My daughter (who I refer to as “shorty” even though she is now in double digits and stands at 5′ 4″ already) needs me for… a ton. Between schoolwork, sports, family events, play dates, pre-puberty (I could write an entire post about that) and everything else it feels like there is NO time for ME! I know. I know. I should be one of those moms who delights in all things pre-pubescent girl child (and some days I really do) but when do I take of the things I need to do for me?
Where am I going with this? Oh yes! Your team needs you!
There seems to be a never ending stream of emails, phone calls and knocks on your door. I don’t know about you but whenever I would finally make it back to my desk from meeting number 256 of the day, I just wanted the ability to sit down and concentrate on the deliverables I now had from those darn meetings. But there was inevitably a knock at the door. Someone on my team needed me. To review something, write something, sign something or talk to them about something. And I believe in paying attention to my team so I tended to stop what I am doing and (oh no!) attend to them. Sound familiar? What’s a manager – who also has to produce – to do?
I discovered a few strategies that, when I am in my right mind, work for me.
Now before you gasp and in case your mind immediately flashes to your grad school professor, think about. What if your team knew there were certain hours every week JUST for them? What if they trusted that they could get their own work done because there are a certain number of hours you commit to spending with them on their needs? It might be a leap of faith (and believe me I was scared to introduce it and MORE afraid to maintain it) but it works! If you’ve heard the expression you have to teach people how to treat you then you will understand why I am such an advocate for office hours. Still not a believer? Then head on over to Bill Taylors’ post on hbr.com for more information.
Do Not Disturb

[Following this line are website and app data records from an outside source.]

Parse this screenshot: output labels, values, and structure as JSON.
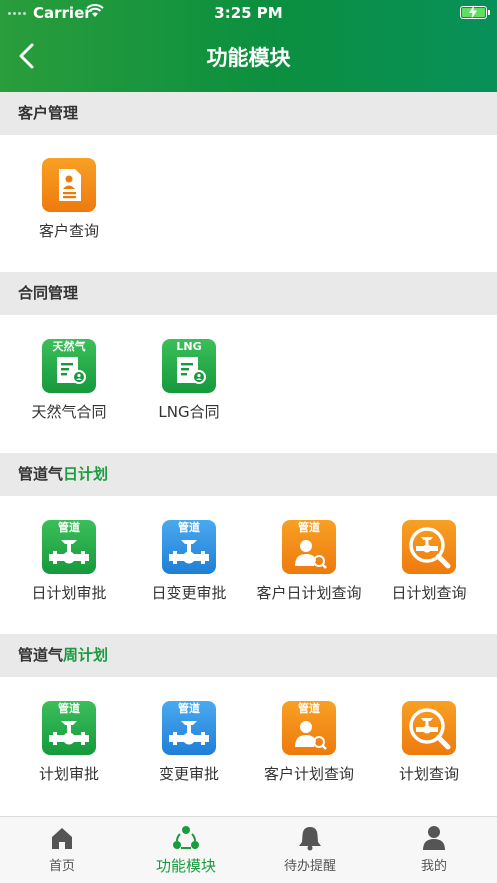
{
  "status": {
    "carrier": "Carrier",
    "time": "3:25 PM"
  },
  "nav": {
    "title": "功能模块"
  },
  "sections": {
    "customer": {
      "title": "客户管理",
      "items": [
        {
          "label": "客户查询",
          "icon": "customer-profile-icon"
        }
      ]
    },
    "contract": {
      "title": "合同管理",
      "items": [
        {
          "label": "天然气合同",
          "tag": "天然气",
          "icon": "natural-gas-contract-icon"
        },
        {
          "label": "LNG合同",
          "tag": "LNG",
          "icon": "lng-contract-icon"
        }
      ]
    },
    "daily": {
      "title_prefix": "管道气",
      "title_highlight": "日计划",
      "items": [
        {
          "label": "日计划审批",
          "tag": "管道",
          "icon": "pipeline-valve-icon"
        },
        {
          "label": "日变更审批",
          "tag": "管道",
          "icon": "pipeline-valve-icon"
        },
        {
          "label": "客户日计划查询",
          "tag": "管道",
          "icon": "customer-search-icon"
        },
        {
          "label": "日计划查询",
          "icon": "magnifier-valve-icon"
        }
      ]
    },
    "weekly": {
      "title_prefix": "管道气",
      "title_highlight": "周计划",
      "items": [
        {
          "label": "计划审批",
          "tag": "管道",
          "icon": "pipeline-valve-icon"
        },
        {
          "label": "变更审批",
          "tag": "管道",
          "icon": "pipeline-valve-icon"
        },
        {
          "label": "客户计划查询",
          "tag": "管道",
          "icon": "customer-search-icon"
        },
        {
          "label": "计划查询",
          "icon": "magnifier-valve-icon"
        }
      ]
    }
  },
  "tabs": [
    {
      "label": "首页",
      "icon": "home-icon"
    },
    {
      "label": "功能模块",
      "icon": "modules-icon",
      "active": true
    },
    {
      "label": "待办提醒",
      "icon": "bell-icon"
    },
    {
      "label": "我的",
      "icon": "user-icon"
    }
  ],
  "colors": {
    "brand_green": "#1a9c3e",
    "icon_green": "#16993c",
    "icon_blue": "#1f7fd6",
    "icon_orange": "#ee7a0e"
  }
}
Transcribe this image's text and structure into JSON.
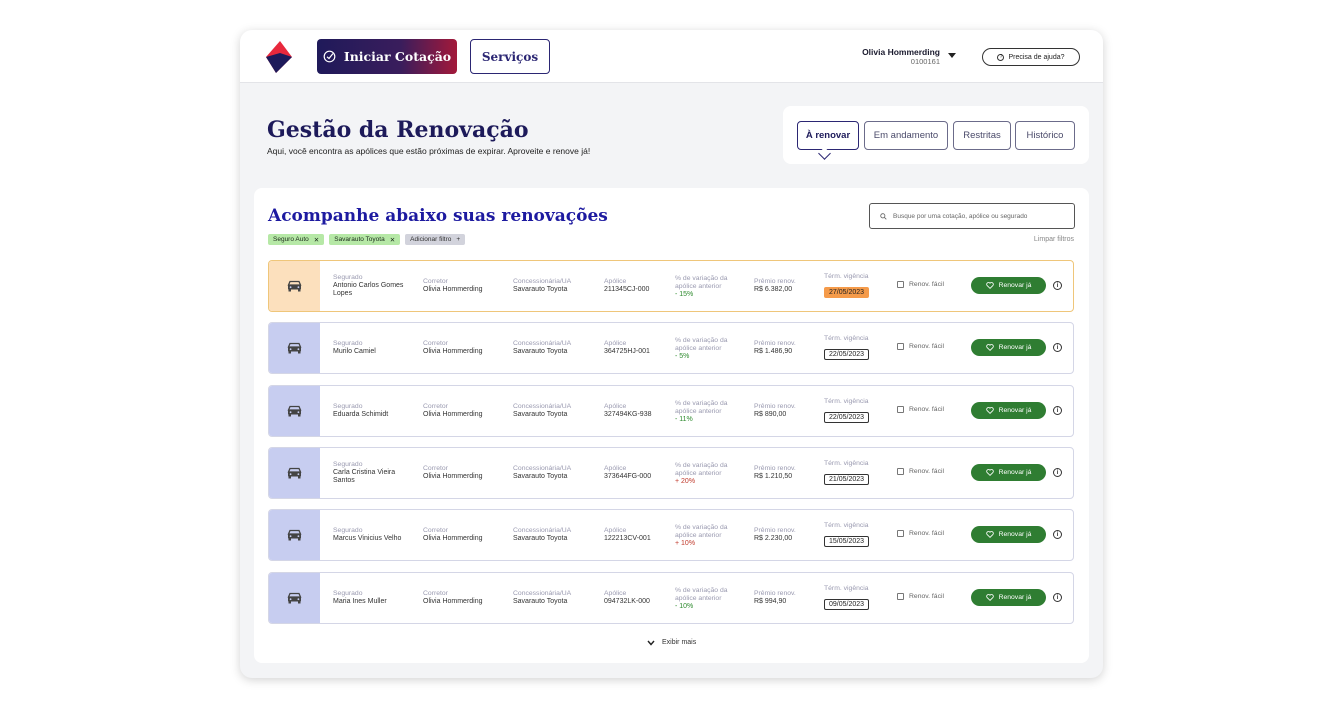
{
  "header": {
    "cotacao_label": "Iniciar Cotação",
    "servicos_label": "Serviços",
    "user_name": "Olivia Hommerding",
    "user_code": "0100161",
    "help_label": "Precisa de ajuda?"
  },
  "page": {
    "title": "Gestão da Renovação",
    "subtitle": "Aqui, você encontra as apólices que estão próximas de expirar. Aproveite e renove já!"
  },
  "tabs": [
    "À renovar",
    "Em andamento",
    "Restritas",
    "Histórico"
  ],
  "panel": {
    "title": "Acompanhe abaixo suas renovações",
    "search_placeholder": "Busque por uma cotação, apólice ou segurado",
    "clear_label": "Limpar filtros",
    "filters": [
      "Seguro Auto",
      "Savarauto Toyota"
    ],
    "add_filter_label": "Adicionar filtro",
    "show_more_label": "Exibir mais"
  },
  "columns": {
    "segurado": "Segurado",
    "corretor": "Corretor",
    "concessionaria": "Concessionária/UA",
    "apolice": "Apólice",
    "variacao": "% de variação da apólice anterior",
    "premio": "Prêmio renov.",
    "vigencia": "Térm. vigência",
    "renov_facil": "Renov. fácil",
    "renovar_btn": "Renovar já"
  },
  "rows": [
    {
      "segurado": "Antonio Carlos Gomes Lopes",
      "corretor": "Olivia Hommerding",
      "concessionaria": "Savarauto Toyota",
      "apolice": "211345CJ-000",
      "variacao": "- 15%",
      "premio": "R$ 6.382,00",
      "vigencia": "27/05/2023"
    },
    {
      "segurado": "Murilo Camiel",
      "corretor": "Olivia Hommerding",
      "concessionaria": "Savarauto Toyota",
      "apolice": "364725HJ-001",
      "variacao": "- 5%",
      "premio": "R$ 1.486,90",
      "vigencia": "22/05/2023"
    },
    {
      "segurado": "Eduarda Schimidt",
      "corretor": "Olivia Hommerding",
      "concessionaria": "Savarauto Toyota",
      "apolice": "327494KG-938",
      "variacao": "- 11%",
      "premio": "R$ 890,00",
      "vigencia": "22/05/2023"
    },
    {
      "segurado": "Carla Cristina Vieira Santos",
      "corretor": "Olivia Hommerding",
      "concessionaria": "Savarauto Toyota",
      "apolice": "373644FG-000",
      "variacao": "+ 20%",
      "premio": "R$ 1.210,50",
      "vigencia": "21/05/2023"
    },
    {
      "segurado": "Marcus Vinicius Velho",
      "corretor": "Olivia Hommerding",
      "concessionaria": "Savarauto Toyota",
      "apolice": "122213CV-001",
      "variacao": "+ 10%",
      "premio": "R$ 2.230,00",
      "vigencia": "15/05/2023"
    },
    {
      "segurado": "Maria Ines Muller",
      "corretor": "Olivia Hommerding",
      "concessionaria": "Savarauto Toyota",
      "apolice": "094732LK-000",
      "variacao": "- 10%",
      "premio": "R$ 994,90",
      "vigencia": "09/05/2023"
    }
  ],
  "colors": {
    "brand_navy": "#1d1a5a",
    "brand_red": "#e8283c",
    "renew_green": "#2f7d32",
    "highlight_orange": "#f59b4a"
  },
  "icons": [
    "brand-logo-icon",
    "add-quote-icon",
    "chevron-down-icon",
    "help-icon",
    "search-icon",
    "close-icon",
    "plus-icon",
    "car-icon",
    "heart-icon",
    "info-icon"
  ]
}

Now THIS has been a game changer. Rather than having folks interrupt because your door is open and you want to help but you end up feeling stressed, unaccomplished and (slightly) resentful, just put a sign up with the amount of time you need for yourself. 95% of the time, folks will come back later and what they wanted could wait. Doing this means you don’t come across as rushed, impatient and bothered and you don’t feel imposed on (and guilty for the feeling of imposition) after the interruption. Need 30 minutes? An hour? Put a “do not disturb” sign up and then get to work!

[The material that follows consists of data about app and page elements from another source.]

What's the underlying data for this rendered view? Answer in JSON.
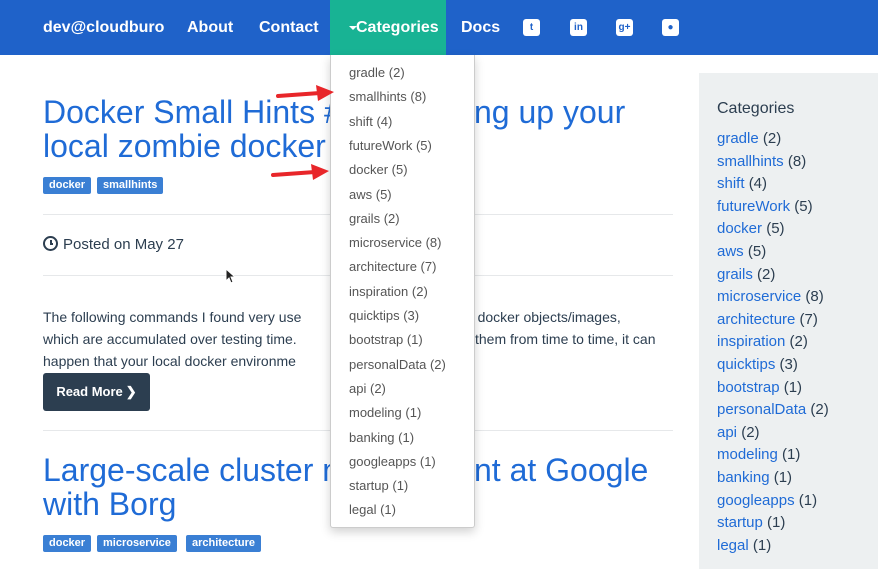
{
  "nav": {
    "brand": "dev@cloudburo",
    "about": "About",
    "contact": "Contact",
    "categories": "Categories",
    "docs": "Docs",
    "social": [
      "twitter-icon",
      "linkedin-icon",
      "googleplus-icon",
      "github-icon"
    ]
  },
  "dropdown": [
    {
      "label": "gradle",
      "count": "(2)"
    },
    {
      "label": "smallhints",
      "count": "(8)"
    },
    {
      "label": "shift",
      "count": "(4)"
    },
    {
      "label": "futureWork",
      "count": "(5)"
    },
    {
      "label": "docker",
      "count": "(5)"
    },
    {
      "label": "aws",
      "count": "(5)"
    },
    {
      "label": "grails",
      "count": "(2)"
    },
    {
      "label": "microservice",
      "count": "(8)"
    },
    {
      "label": "architecture",
      "count": "(7)"
    },
    {
      "label": "inspiration",
      "count": "(2)"
    },
    {
      "label": "quicktips",
      "count": "(3)"
    },
    {
      "label": "bootstrap",
      "count": "(1)"
    },
    {
      "label": "personalData",
      "count": "(2)"
    },
    {
      "label": "api",
      "count": "(2)"
    },
    {
      "label": "modeling",
      "count": "(1)"
    },
    {
      "label": "banking",
      "count": "(1)"
    },
    {
      "label": "googleapps",
      "count": "(1)"
    },
    {
      "label": "startup",
      "count": "(1)"
    },
    {
      "label": "legal",
      "count": "(1)"
    }
  ],
  "post1": {
    "title_line1_left": "Docker Small Hints #",
    "title_line1_right": "ng up your",
    "title_line2": "local zombie docker",
    "tags": [
      "docker",
      "smallhints"
    ],
    "posted": "Posted on May 27",
    "excerpt_l1_left": "The following commands I found very use",
    "excerpt_l1_right": "bie docker objects/images,",
    "excerpt_l2_left": "which are accumulated over testing time.",
    "excerpt_l2_right": "them from time to time, it can",
    "excerpt_l3_left": "happen that your local docker environme",
    "read_more": "Read More"
  },
  "post2": {
    "title_line1_left": "Large-scale cluster m",
    "title_line1_right": "nt at Google",
    "title_line2": "with Borg",
    "tags": [
      "docker",
      "microservice",
      "architecture"
    ]
  },
  "sidebar": {
    "heading": "Categories",
    "items": [
      {
        "label": "gradle",
        "count": "(2)"
      },
      {
        "label": "smallhints",
        "count": "(8)"
      },
      {
        "label": "shift",
        "count": "(4)"
      },
      {
        "label": "futureWork",
        "count": "(5)"
      },
      {
        "label": "docker",
        "count": "(5)"
      },
      {
        "label": "aws",
        "count": "(5)"
      },
      {
        "label": "grails",
        "count": "(2)"
      },
      {
        "label": "microservice",
        "count": "(8)"
      },
      {
        "label": "architecture",
        "count": "(7)"
      },
      {
        "label": "inspiration",
        "count": "(2)"
      },
      {
        "label": "quicktips",
        "count": "(3)"
      },
      {
        "label": "bootstrap",
        "count": "(1)"
      },
      {
        "label": "personalData",
        "count": "(2)"
      },
      {
        "label": "api",
        "count": "(2)"
      },
      {
        "label": "modeling",
        "count": "(1)"
      },
      {
        "label": "banking",
        "count": "(1)"
      },
      {
        "label": "googleapps",
        "count": "(1)"
      },
      {
        "label": "startup",
        "count": "(1)"
      },
      {
        "label": "legal",
        "count": "(1)"
      }
    ]
  },
  "colors": {
    "navbar": "#1f62c9",
    "nav_active": "#18b394",
    "link": "#1f6bd6",
    "tag": "#3a7fd4",
    "arrow": "#e8262a"
  }
}
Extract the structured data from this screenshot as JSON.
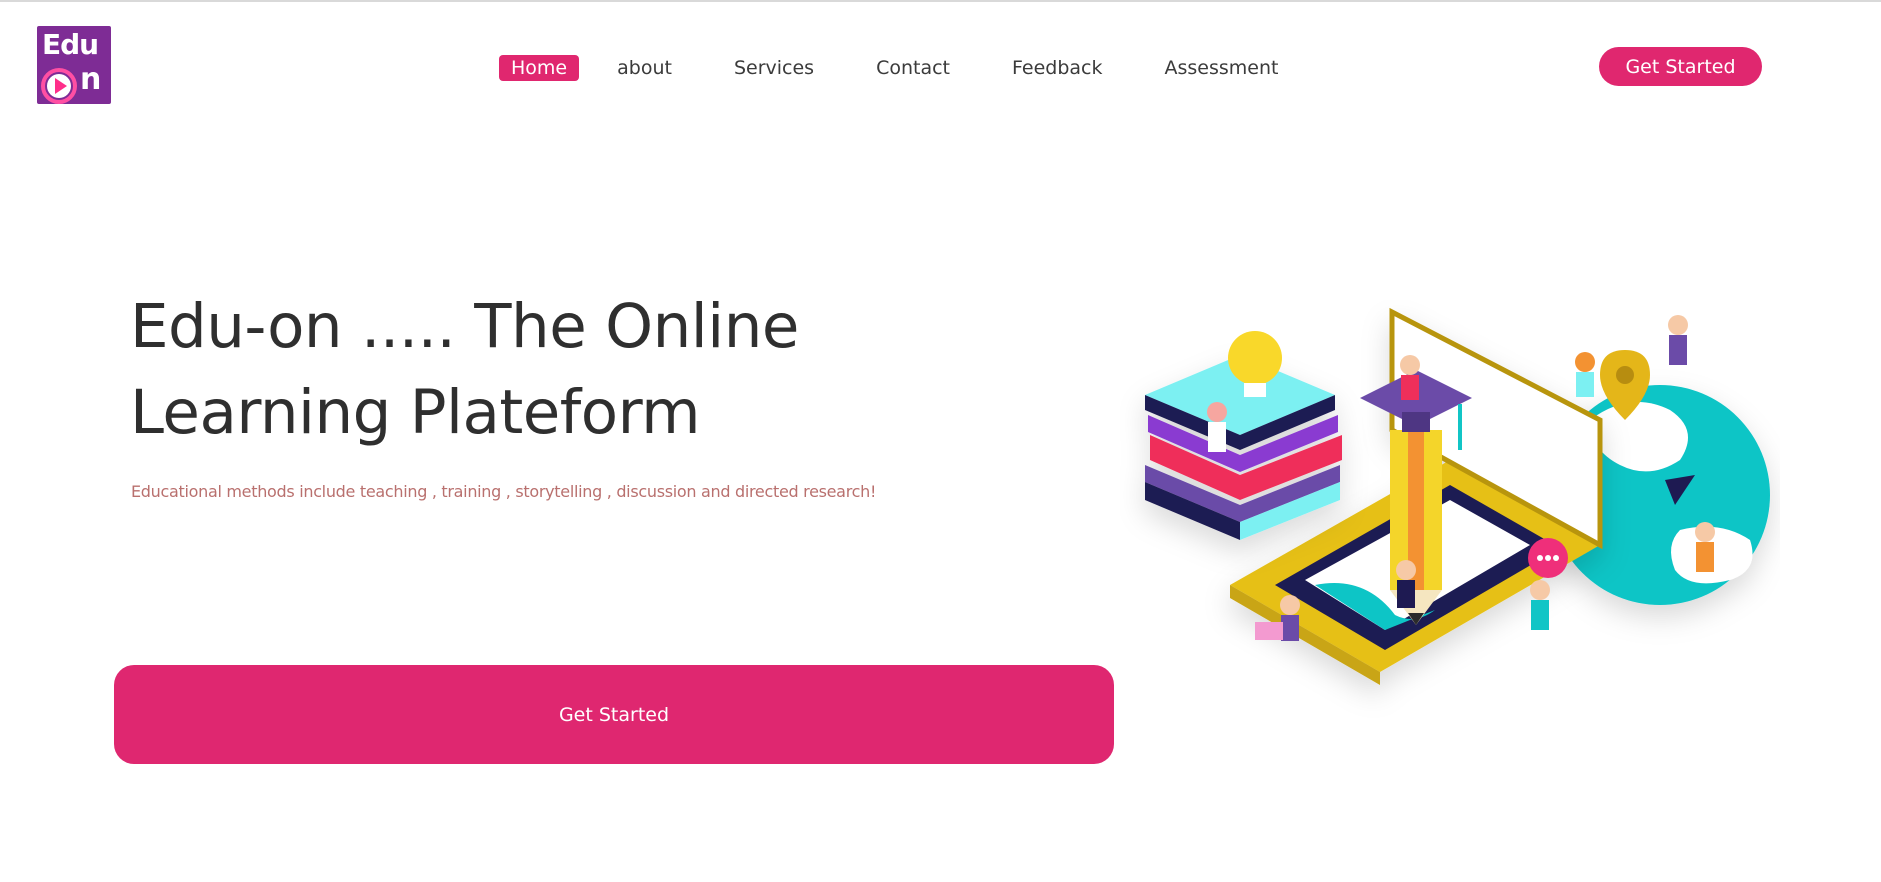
{
  "logo": {
    "line1": "Edu",
    "line2": "n",
    "icon": "play-icon"
  },
  "nav": {
    "items": [
      {
        "label": "Home",
        "active": true
      },
      {
        "label": "about"
      },
      {
        "label": "Services"
      },
      {
        "label": "Contact"
      },
      {
        "label": "Feedback"
      },
      {
        "label": "Assessment"
      }
    ]
  },
  "header": {
    "cta_label": "Get Started"
  },
  "hero": {
    "title": "Edu-on ..... The Online Learning Plateform",
    "subtitle": "Educational methods include teaching , training , storytelling , discussion and directed research!",
    "cta_label": "Get Started"
  },
  "colors": {
    "accent": "#e0276f",
    "brand_purple": "#7e2c95",
    "subtitle": "#b9706e"
  }
}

Find Your Sweet Spot and Work It
I work best between 4:30 am and 8:30 am. During that time I pack in a lot (starting with exercise and ending with drop-off most days). By the time I drop my bag on my desk, I have already been awake and bustling about for 4 hours. Whew! I need a break! BUT since realizing this (and accepting it) I decided to find another sweet spot in my working day. At least 2 times a week I block that time and do something creative. That’s when I go for a walk with Evernote open on my phone and dictate new ideas. That’s the time I use to find inspiration for a project I am working on – whether its reading articles, a blurb from a book, Pinterest (yes you CAN use it to inspire your work) or even tackle something hard. Admittedly, it works best when you combine it with the “do not disturb” strategy. On my calendar it says “DO NOT SCHEDULE ANY MEETINGS” or “KISHSHANA PROJECT TIME”. Most of the time, no one will mess with it.
So what’s the bottom line? In order to be your best self for others, you have to make time for you. And I get it; doing that at work is tough. But jump in there. Take a risk. Try something new. Trust me. Your team will thank you for it.